Poker is a game of chance and skill, with players making bets based on their understanding of probability, player behavior, and game theory. The best players know how to calculate pot odds and percentages quickly, read their opponents and the table dynamics well, and are able to develop and adjust strategies in response to their environment.

In the betting phase, players take turns revealing their cards. The player with the best five-card hand wins the pot. If a player does not reveal their hand, they are considered to have folded.

The best hands in poker are a Straight (five consecutive cards of the same rank), Three of a Kind (three cards of the same rank, such as three kings), and Two Pair (two matching cards plus one higher card). A player can also make a Flush if they have five matching cards or a Full House if they have four matching cards and a wild card.

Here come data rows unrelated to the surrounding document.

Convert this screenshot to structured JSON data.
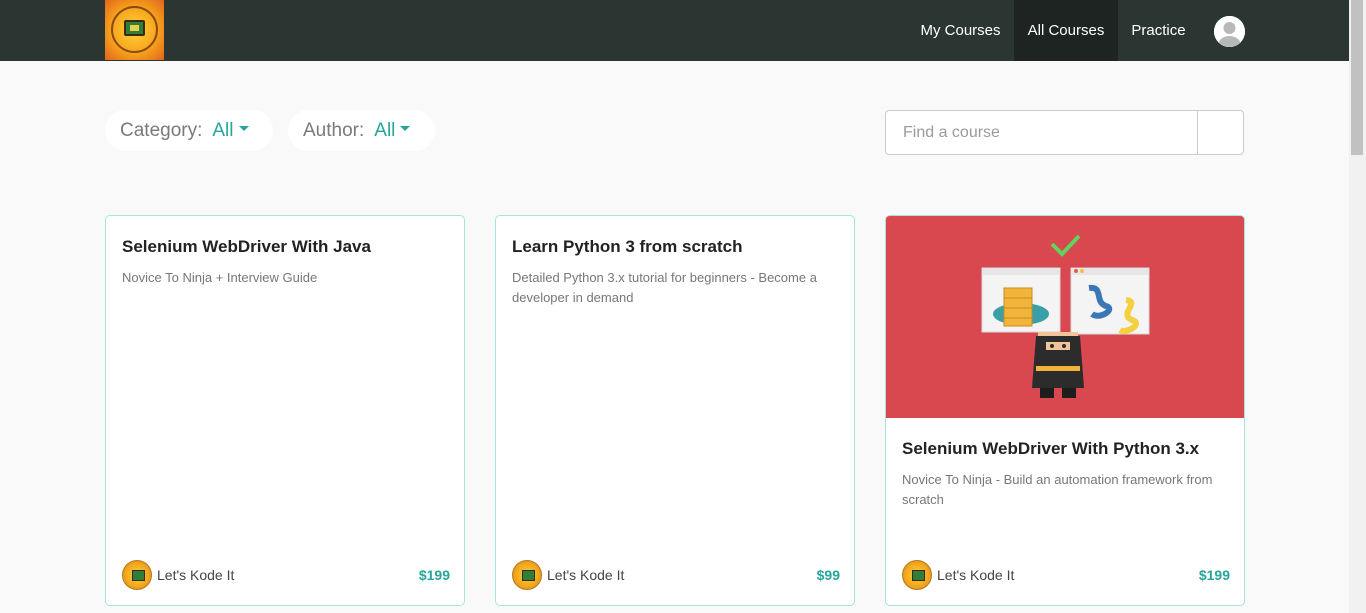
{
  "nav": {
    "items": [
      {
        "label": "My Courses"
      },
      {
        "label": "All Courses"
      },
      {
        "label": "Practice"
      }
    ]
  },
  "filters": {
    "category": {
      "label": "Category:",
      "value": "All"
    },
    "author": {
      "label": "Author:",
      "value": "All"
    }
  },
  "search": {
    "placeholder": "Find a course"
  },
  "courses": [
    {
      "title": "Selenium WebDriver With Java",
      "subtitle": "Novice To Ninja + Interview Guide",
      "author": "Let's Kode It",
      "price": "$199"
    },
    {
      "title": "Learn Python 3 from scratch",
      "subtitle": "Detailed Python 3.x tutorial for beginners - Become a developer in demand",
      "author": "Let's Kode It",
      "price": "$99"
    },
    {
      "title": "Selenium WebDriver With Python 3.x",
      "subtitle": "Novice To Ninja - Build an automation framework from scratch",
      "author": "Let's Kode It",
      "price": "$199"
    }
  ],
  "colors": {
    "navbar": "#2b3532",
    "active_nav": "#1d2422",
    "accent": "#26a69a",
    "card_border": "#a5e3dc",
    "course_image_bg": "#d9474f"
  }
}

It’s important to play your strongest value hands as straightforwardly as possible in order to get the most out of them. This will force your opponents to call you down with weaker hands or chase ridiculous draws. It is also important to bluff from time to time, as this will keep your opponents off balance and can help you win a few more hands. The best way to learn how to bluff is to practice by observing other players and considering how you would react in their situation.